EXERCISE INSTRUCTIONS
Select every line below containing the word "TOTAL".

INPUT FOR THIS TASK
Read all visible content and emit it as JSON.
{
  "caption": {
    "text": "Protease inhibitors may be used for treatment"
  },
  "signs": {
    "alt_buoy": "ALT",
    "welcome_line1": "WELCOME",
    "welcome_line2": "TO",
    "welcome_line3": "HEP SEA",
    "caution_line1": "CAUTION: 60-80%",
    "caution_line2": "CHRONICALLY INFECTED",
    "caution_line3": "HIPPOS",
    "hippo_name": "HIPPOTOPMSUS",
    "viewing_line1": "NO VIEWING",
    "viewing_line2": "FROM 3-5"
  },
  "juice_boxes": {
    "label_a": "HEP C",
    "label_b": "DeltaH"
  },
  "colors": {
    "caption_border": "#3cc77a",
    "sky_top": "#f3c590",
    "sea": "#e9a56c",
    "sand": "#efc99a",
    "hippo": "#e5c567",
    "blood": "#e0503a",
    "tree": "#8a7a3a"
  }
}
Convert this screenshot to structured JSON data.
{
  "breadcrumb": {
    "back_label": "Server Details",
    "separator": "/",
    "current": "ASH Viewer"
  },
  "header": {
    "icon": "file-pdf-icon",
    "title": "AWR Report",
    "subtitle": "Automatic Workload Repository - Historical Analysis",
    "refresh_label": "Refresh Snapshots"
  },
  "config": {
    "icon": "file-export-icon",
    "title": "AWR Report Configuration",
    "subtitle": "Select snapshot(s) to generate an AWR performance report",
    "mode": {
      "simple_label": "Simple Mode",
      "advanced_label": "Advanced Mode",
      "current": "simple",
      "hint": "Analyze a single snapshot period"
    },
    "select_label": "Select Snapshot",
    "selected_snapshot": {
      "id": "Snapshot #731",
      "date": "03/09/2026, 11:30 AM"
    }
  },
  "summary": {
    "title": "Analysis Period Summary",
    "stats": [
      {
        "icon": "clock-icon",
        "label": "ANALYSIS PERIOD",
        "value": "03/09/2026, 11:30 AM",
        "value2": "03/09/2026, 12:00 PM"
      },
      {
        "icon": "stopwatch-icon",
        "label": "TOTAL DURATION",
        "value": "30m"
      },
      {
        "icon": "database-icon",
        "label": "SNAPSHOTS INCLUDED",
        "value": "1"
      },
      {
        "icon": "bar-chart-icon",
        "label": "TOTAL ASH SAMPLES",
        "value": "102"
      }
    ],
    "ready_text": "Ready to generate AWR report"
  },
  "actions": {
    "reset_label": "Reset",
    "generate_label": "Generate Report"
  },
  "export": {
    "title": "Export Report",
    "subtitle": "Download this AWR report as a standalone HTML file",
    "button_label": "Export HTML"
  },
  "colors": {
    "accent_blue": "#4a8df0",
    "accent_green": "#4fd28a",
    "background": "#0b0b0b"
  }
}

RESPONSE BOX
        "label": "TOTAL DURATION",
        "label": "TOTAL ASH SAMPLES",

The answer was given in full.